How does this project vary from your past videos?
I guess the major difference is that this was purely a skate edit. Most of my previous work has been documentary driven, so it was especially refreshing to break away from the constraints of following a narrative. Quite often my work has focused on certain personalities within the skate world, offering a somewhat intimate insight into their character and everyday life, and often a lot of those pieces are shot within a short time frame. It can be an almost invasive experience for the subject. They’re obviously very conscious of the image they’re portraying to you, their sponsors and I guess the internet as a whole. There is a lot of pressure for you as a filmmaker to build a good rapport. You have to gain their trust, all whilst pointing a camera in their face, asking them to divulge a lot of personal information.
You also filmed a video for Cleptomanicx recently.

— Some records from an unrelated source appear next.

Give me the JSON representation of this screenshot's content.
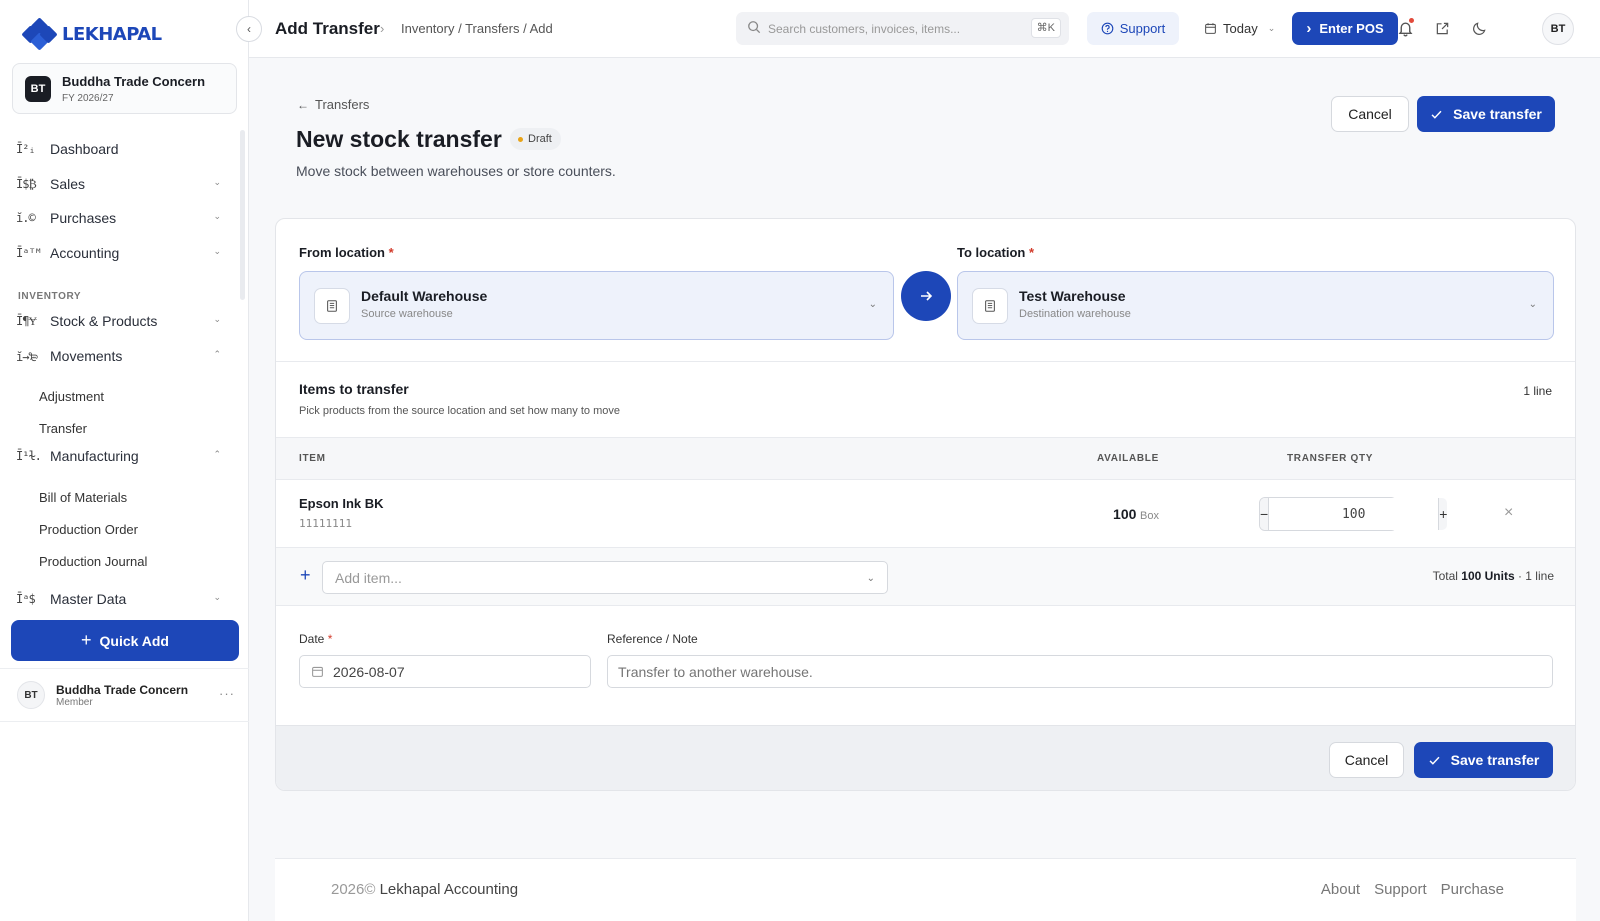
{
  "brand": {
    "name": "LEKHAPAL",
    "primary_color": "#1d47b8"
  },
  "org": {
    "initials": "BT",
    "name": "Buddha Trade Concern",
    "fy": "FY 2026/27"
  },
  "nav": {
    "dashboard": "Dashboard",
    "sales": "Sales",
    "purchases": "Purchases",
    "accounting": "Accounting",
    "section_inventory": "INVENTORY",
    "stock_products": "Stock & Products",
    "movements": "Movements",
    "adjustment": "Adjustment",
    "transfer": "Transfer",
    "manufacturing": "Manufacturing",
    "bill_of_materials": "Bill of Materials",
    "production_order": "Production Order",
    "production_journal": "Production Journal",
    "master_data": "Master Data"
  },
  "quick_add": "Quick Add",
  "user": {
    "initials": "BT",
    "name": "Buddha Trade Concern",
    "role": "Member"
  },
  "topbar": {
    "title": "Add Transfer",
    "breadcrumb": "Inventory / Transfers / Add",
    "search_placeholder": "Search customers, invoices, items...",
    "search_shortcut": "⌘K",
    "support": "Support",
    "today": "Today",
    "enter_pos": "Enter POS",
    "avatar": "BT"
  },
  "header": {
    "back": "Transfers",
    "title": "New stock transfer",
    "status": "Draft",
    "subtitle": "Move stock between warehouses or store counters.",
    "cancel": "Cancel",
    "save": "Save transfer"
  },
  "locations": {
    "from_label": "From location",
    "from_name": "Default Warehouse",
    "from_sub": "Source warehouse",
    "to_label": "To location",
    "to_name": "Test Warehouse",
    "to_sub": "Destination warehouse",
    "required_mark": "*"
  },
  "items": {
    "title": "Items to transfer",
    "subtitle": "Pick products from the source location and set how many to move",
    "line_count": "1 line",
    "columns": {
      "item": "ITEM",
      "available": "AVAILABLE",
      "qty": "TRANSFER QTY"
    },
    "rows": [
      {
        "name": "Epson Ink BK",
        "sku": "11111111",
        "available": "100",
        "unit": "Box",
        "qty": "100"
      }
    ],
    "add_placeholder": "Add item...",
    "total_prefix": "Total",
    "total_value": "100 Units",
    "total_suffix": "· 1 line"
  },
  "form": {
    "date_label": "Date",
    "date_value": "2026-08-07",
    "note_label": "Reference / Note",
    "note_placeholder": "Transfer to another warehouse."
  },
  "footer_actions": {
    "cancel": "Cancel",
    "save": "Save transfer"
  },
  "page_footer": {
    "year": "2026©",
    "company": "Lekhapal Accounting",
    "links": [
      "About",
      "Support",
      "Purchase"
    ]
  }
}
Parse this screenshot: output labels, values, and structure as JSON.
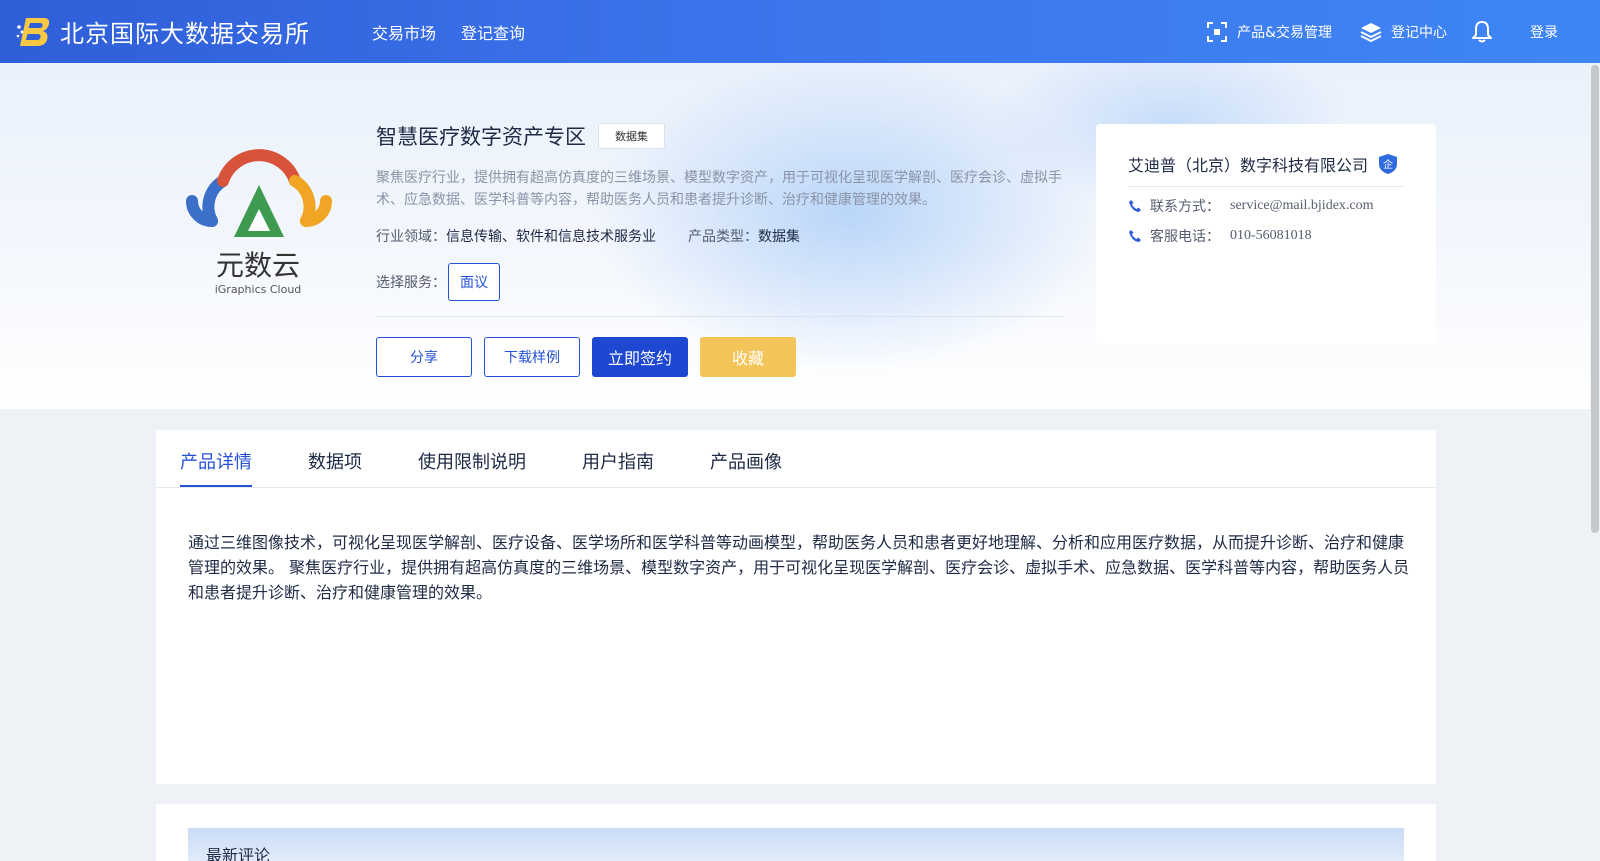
{
  "header": {
    "brand_name": "北京国际大数据交易所",
    "nav": [
      "交易市场",
      "登记查询"
    ],
    "products_label": "产品&交易管理",
    "register_center_label": "登记中心",
    "login_label": "登录",
    "colors": {
      "bar_start": "#2f5ed8",
      "bar_end": "#3f86f5"
    }
  },
  "product": {
    "logo_text": "元数云",
    "logo_subtext": "iGraphics Cloud",
    "title": "智慧医疗数字资产专区",
    "type_tag": "数据集",
    "description": "聚焦医疗行业，提供拥有超高仿真度的三维场景、模型数字资产，用于可视化呈现医学解剖、医疗会诊、虚拟手术、应急数据、医学科普等内容，帮助医务人员和患者提升诊断、治疗和健康管理的效果。",
    "industry_label": "行业领域：",
    "industry_value": "信息传输、软件和信息技术服务业",
    "product_type_label": "产品类型：",
    "product_type_value": "数据集",
    "service_label": "选择服务：",
    "service_option": "面议",
    "buttons": {
      "share": "分享",
      "download_sample": "下载样例",
      "sign_now": "立即签约",
      "favorite": "收藏"
    }
  },
  "company": {
    "name": "艾迪普（北京）数字科技有限公司",
    "badge": "企",
    "contact_label": "联系方式：",
    "contact_value": "service@mail.bjidex.com",
    "phone_label": "客服电话：",
    "phone_value": "010-56081018"
  },
  "tabs": [
    "产品详情",
    "数据项",
    "使用限制说明",
    "用户指南",
    "产品画像"
  ],
  "active_tab": "产品详情",
  "detail_text": "通过三维图像技术，可视化呈现医学解剖、医疗设备、医学场所和医学科普等动画模型，帮助医务人员和患者更好地理解、分析和应用医疗数据，从而提升诊断、治疗和健康管理的效果。 聚焦医疗行业，提供拥有超高仿真度的三维场景、模型数字资产，用于可视化呈现医学解剖、医疗会诊、虚拟手术、应急数据、医学科普等内容，帮助医务人员和患者提升诊断、治疗和健康管理的效果。",
  "comments": {
    "heading": "最新评论"
  },
  "icons": {
    "brand": "bjidex-logo-icon",
    "products": "scan-frame-icon",
    "register": "layers-icon",
    "notifications": "bell-icon",
    "verify": "enterprise-shield-icon",
    "phone": "phone-icon"
  }
}
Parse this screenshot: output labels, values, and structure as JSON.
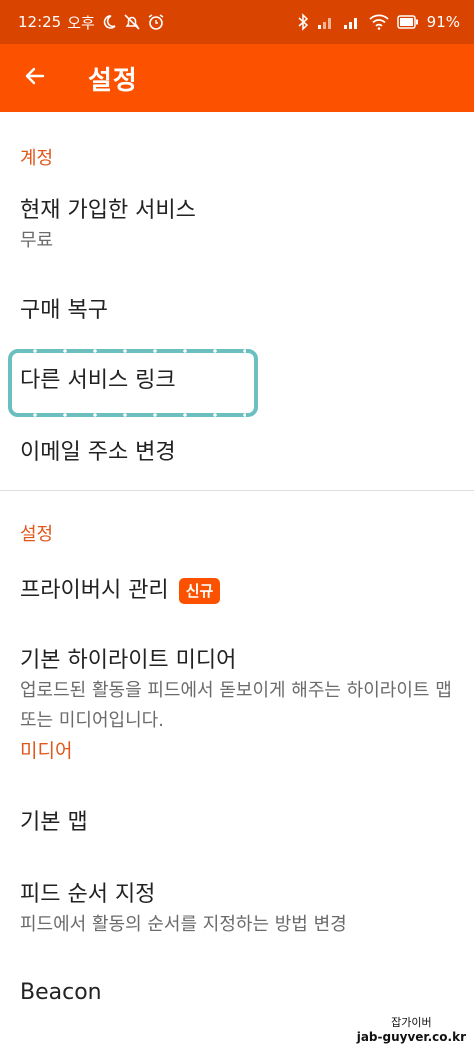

I guess I was also really fortunate in that I’d filmed a skate trip in the German province with Cleptomanicx a few months prior, too. That was the first time I’d really produced a piece that was purely skate driven. I was lucky in many ways because I really feel Clepto and Poetic have a similar vibe and principles. Both crews have that super outgoing family vibe and in both cases, I felt they really showed a lot of patience towards me. There is always that fear when meeting a crew who’ve never heard of you, never seen your work, are they gonna be like “alright who’s this kook?”. They might think you’re from MTV or the fucking Ride Channel and I have a very different approach to film skating, there is not a lot of fisheye in my work. Because I’m lanky as fuck, so I really suck at it. I’m never gonna be like a fucking Ryan Garshall, Tor Ström or Ben Chadourne you know? Those guys are absolute fisheye machines! I’ll leave that shit to the best. So I guess in that sense my technical approach is way different to the norm, so it’s all about earning people’s trust, in that, you’re gonna produce something they dig but perhaps in an unorthodox style. In the end, it’s all about that love and support you show one another within skateboarding, that’s what makes it so special.